The surname Mallabone was first found in Cheshire
where they held a family seat
as Lords of the Manor. The Saxon influence of English history diminished after the Battle of Hastings in 1066. The language of the courts was French for the next three centuries and the Norman ambience prevailed. But Saxon surnames survived and the family name was first referenced in the year 1250 when Ellen de Malbanc was the heiress. She married Sir Robert of Stockport. The family held a family seat at Mottram.
Early History of the Mallabone family
This web page shows only a small excerpt of our Mallabone research.Another 152 words (11 lines of text) covering the years 1455, 1487, 1695, 1768 and 1740 are included under the topic Early Mallabone History in all our PDF Extended History products and printed products wherever possible.
Mallabone Spelling Variations
One relatively recent invention that did much to standardize English spelling was the printing press. However, before its invention even the most literate people recorded their names according to sound rather than spelling. The spelling variations
under which the name Mallabone has appeared include Malbon, Malbone, Mallebone, Marlybone, Mallibone and others.
Early Notables of the Mallabone family (pre 1700)
Distinguished members of the family include Colonel Godfrey Malbone (1695-1768) of Virginia and Connecticut. He made his fortune as a shipping merchant and slave trader, becoming one of the wealthiest men... Another 30 words (2 lines of text) are included under the topic Early Mallabone Notables in all our PDF Extended History products and printed products wherever possible.

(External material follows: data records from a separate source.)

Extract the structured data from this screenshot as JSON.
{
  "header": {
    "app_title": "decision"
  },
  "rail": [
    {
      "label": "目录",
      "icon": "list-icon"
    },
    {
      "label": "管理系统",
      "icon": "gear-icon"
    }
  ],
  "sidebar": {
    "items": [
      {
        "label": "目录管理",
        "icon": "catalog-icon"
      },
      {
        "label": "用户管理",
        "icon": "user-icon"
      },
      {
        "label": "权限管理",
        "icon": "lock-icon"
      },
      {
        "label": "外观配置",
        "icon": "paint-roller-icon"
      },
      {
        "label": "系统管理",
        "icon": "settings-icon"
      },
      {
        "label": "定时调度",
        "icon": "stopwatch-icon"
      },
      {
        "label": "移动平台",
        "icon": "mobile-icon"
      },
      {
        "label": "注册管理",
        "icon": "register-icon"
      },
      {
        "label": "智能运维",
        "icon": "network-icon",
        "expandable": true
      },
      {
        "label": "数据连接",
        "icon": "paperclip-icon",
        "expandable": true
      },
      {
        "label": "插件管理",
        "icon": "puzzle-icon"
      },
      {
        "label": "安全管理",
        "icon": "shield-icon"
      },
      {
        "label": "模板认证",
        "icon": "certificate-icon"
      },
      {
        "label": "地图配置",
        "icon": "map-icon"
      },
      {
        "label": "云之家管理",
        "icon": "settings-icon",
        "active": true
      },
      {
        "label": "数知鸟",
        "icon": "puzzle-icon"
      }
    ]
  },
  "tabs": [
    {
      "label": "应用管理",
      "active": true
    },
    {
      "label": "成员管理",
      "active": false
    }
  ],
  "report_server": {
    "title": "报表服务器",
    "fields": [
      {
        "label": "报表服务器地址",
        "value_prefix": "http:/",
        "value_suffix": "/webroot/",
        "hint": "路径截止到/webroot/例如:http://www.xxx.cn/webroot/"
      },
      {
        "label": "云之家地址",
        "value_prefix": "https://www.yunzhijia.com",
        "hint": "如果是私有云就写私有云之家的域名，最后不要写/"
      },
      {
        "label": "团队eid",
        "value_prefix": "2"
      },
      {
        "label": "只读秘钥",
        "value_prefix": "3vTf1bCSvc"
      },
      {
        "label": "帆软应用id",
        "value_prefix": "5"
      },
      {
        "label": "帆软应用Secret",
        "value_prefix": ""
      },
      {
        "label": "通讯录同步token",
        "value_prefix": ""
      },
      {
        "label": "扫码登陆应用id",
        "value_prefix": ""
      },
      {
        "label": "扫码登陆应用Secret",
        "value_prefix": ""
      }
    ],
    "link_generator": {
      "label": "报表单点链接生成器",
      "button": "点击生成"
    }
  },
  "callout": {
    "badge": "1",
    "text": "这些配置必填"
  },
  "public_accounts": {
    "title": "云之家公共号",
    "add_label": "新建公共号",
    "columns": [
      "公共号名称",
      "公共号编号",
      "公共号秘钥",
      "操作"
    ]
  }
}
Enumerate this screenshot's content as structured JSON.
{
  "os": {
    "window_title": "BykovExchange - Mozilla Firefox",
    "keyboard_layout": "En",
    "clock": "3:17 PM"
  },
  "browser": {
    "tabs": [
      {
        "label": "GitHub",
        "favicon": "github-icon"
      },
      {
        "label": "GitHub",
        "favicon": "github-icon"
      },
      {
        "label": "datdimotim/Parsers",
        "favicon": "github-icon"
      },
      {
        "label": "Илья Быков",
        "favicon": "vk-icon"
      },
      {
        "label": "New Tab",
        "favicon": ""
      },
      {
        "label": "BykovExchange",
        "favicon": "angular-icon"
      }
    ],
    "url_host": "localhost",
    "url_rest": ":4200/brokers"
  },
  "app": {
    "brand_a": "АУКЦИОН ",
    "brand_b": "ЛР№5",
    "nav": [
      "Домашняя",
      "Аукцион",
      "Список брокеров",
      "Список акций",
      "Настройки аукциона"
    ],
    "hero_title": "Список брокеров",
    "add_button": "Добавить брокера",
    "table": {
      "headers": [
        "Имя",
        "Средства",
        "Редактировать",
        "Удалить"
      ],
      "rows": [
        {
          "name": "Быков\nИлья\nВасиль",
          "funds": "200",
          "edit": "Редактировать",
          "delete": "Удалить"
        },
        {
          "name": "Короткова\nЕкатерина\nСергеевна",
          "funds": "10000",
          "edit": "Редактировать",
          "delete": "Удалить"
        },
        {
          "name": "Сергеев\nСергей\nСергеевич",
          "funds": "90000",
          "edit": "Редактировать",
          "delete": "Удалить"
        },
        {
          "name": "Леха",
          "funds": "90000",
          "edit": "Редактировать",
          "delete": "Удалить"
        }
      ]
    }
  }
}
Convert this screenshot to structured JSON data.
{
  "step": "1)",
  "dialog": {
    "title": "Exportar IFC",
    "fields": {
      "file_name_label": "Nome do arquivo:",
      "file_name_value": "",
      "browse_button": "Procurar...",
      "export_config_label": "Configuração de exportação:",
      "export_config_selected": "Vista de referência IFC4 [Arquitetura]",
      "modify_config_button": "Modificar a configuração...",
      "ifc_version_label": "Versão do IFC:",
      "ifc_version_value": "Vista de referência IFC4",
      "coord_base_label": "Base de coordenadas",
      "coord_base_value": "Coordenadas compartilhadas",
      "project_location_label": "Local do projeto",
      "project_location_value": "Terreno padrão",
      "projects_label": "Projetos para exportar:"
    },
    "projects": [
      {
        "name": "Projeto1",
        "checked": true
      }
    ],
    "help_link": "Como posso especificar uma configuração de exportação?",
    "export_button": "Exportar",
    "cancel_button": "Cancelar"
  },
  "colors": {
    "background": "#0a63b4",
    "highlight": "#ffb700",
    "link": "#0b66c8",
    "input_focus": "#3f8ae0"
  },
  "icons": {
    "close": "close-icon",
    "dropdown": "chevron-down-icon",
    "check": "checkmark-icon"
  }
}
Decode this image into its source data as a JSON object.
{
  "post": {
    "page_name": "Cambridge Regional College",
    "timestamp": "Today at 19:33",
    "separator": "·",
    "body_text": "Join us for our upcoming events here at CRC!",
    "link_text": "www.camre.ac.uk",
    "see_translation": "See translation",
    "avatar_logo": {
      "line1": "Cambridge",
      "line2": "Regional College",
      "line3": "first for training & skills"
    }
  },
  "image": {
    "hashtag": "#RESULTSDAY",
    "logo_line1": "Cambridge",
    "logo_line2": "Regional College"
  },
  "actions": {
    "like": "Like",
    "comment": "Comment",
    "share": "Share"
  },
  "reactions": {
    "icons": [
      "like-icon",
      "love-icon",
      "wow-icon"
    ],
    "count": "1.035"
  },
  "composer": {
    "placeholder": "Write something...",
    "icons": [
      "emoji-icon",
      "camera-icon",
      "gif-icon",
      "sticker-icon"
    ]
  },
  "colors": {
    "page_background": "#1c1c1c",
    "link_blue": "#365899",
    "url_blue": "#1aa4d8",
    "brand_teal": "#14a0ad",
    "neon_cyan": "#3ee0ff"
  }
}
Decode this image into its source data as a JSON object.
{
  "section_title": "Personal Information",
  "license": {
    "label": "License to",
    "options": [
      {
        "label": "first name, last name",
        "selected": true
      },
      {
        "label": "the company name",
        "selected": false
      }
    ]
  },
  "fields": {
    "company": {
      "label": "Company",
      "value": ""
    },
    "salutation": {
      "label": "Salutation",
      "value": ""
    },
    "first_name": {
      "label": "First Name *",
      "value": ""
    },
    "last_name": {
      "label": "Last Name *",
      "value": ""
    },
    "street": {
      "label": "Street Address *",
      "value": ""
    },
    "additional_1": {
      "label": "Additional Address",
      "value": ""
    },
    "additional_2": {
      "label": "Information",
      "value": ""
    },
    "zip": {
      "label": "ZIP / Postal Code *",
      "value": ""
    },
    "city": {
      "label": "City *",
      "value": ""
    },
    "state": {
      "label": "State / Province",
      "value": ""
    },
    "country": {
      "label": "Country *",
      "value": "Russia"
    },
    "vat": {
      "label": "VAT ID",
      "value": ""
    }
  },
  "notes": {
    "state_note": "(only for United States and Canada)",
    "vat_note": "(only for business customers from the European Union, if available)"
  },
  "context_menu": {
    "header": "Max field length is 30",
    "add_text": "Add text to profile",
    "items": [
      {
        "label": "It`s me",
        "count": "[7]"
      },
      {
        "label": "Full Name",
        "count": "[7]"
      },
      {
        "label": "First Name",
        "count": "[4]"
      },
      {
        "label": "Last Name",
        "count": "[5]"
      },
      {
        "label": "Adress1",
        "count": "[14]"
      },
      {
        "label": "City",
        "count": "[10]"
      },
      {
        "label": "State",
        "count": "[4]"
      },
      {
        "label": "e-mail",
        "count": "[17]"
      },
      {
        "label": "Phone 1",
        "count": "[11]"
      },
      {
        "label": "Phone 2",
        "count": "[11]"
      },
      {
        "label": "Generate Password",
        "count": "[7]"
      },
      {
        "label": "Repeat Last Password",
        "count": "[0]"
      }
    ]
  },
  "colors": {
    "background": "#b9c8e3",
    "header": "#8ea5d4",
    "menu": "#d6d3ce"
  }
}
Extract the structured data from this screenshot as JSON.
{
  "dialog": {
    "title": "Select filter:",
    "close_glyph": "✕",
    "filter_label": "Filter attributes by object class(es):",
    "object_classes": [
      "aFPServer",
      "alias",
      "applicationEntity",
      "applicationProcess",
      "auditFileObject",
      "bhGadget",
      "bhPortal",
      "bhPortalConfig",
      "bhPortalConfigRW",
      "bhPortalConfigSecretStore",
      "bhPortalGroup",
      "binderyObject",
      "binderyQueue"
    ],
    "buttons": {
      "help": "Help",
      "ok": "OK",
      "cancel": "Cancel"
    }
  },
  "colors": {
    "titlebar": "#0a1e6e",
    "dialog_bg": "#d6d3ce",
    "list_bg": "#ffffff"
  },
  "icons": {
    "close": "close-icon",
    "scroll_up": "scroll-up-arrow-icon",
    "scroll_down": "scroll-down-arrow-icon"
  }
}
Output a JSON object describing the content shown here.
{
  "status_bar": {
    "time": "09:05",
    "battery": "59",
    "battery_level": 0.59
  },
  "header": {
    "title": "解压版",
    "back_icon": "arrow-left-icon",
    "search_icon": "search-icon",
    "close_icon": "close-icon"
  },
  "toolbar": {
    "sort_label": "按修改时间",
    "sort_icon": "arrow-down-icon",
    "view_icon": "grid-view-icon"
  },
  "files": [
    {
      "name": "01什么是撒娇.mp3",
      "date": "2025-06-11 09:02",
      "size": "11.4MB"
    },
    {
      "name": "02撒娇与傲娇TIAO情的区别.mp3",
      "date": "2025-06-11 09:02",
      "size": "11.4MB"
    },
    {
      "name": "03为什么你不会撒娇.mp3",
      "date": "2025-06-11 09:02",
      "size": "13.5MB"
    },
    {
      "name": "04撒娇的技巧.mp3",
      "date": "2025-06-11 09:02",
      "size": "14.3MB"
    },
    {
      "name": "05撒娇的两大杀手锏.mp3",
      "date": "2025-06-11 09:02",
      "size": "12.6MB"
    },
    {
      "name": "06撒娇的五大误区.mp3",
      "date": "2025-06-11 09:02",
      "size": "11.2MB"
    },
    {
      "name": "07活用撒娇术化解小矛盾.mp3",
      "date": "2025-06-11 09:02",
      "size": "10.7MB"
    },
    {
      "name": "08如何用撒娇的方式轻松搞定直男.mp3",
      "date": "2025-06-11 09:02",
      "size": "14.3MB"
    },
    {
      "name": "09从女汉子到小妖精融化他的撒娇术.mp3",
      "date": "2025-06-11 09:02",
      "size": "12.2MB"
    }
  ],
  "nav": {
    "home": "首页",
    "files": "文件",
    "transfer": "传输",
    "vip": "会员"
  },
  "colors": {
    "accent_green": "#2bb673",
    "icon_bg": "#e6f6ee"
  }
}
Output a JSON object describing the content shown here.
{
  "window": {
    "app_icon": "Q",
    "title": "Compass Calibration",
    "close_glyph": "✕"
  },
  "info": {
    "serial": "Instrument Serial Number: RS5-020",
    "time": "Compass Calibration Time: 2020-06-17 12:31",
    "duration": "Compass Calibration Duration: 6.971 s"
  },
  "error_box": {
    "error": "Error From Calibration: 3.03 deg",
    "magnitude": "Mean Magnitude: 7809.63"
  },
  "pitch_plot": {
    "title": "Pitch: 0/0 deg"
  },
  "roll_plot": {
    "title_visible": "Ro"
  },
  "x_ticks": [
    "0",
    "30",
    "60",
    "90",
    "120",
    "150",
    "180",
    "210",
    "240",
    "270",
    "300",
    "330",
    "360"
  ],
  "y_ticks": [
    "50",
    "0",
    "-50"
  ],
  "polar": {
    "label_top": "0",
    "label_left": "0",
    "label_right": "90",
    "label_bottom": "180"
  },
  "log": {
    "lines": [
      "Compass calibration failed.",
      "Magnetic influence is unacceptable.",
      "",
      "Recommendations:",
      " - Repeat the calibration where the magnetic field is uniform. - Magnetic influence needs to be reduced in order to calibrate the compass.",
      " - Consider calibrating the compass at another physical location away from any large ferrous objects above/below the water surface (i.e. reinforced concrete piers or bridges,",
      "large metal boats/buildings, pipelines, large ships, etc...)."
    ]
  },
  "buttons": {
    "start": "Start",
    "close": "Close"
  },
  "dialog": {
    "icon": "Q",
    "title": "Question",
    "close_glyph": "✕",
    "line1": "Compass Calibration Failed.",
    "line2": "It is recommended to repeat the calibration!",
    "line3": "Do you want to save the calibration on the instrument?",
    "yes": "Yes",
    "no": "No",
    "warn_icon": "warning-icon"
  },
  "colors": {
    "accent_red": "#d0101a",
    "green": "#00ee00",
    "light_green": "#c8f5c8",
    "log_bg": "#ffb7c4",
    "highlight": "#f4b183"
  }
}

Migration of the Mallabone family to Ireland
Some of the Mallabone family moved to Ireland
, but this topic is not covered in this excerpt.Another 78 words (6 lines of text) about their life in Ireland is included in all our PDF Extended History products and printed products wherever possible.
Migration of the Mallabone family to the New World and Oceana
At this time, the shores of the New World beckoned many English families that felt that the social climate in England
was oppressive and lacked opportunity for change. Thousands left England
at great expense in ships that were overcrowded and full of disease. A great portion of these settlers never survived the journey and even a greater number arrived sick, starving, and without a penny. The survivors, however, were often greeted with greater opportunity than they could have experienced back home. These English settlers made significant contributions to those colonies that would eventually become the United States and Canada. An examination of early immigration records and passenger ship lists revealed that people bearing the name Mallabone arrived in North America very early: the name represented in many forms and recorded from the mid 17th century in the great migration from Europe. Migrants settled in the eastern seaboard from Newfoundland, to Maine, to Virginia, the Carolinas, and to the islands..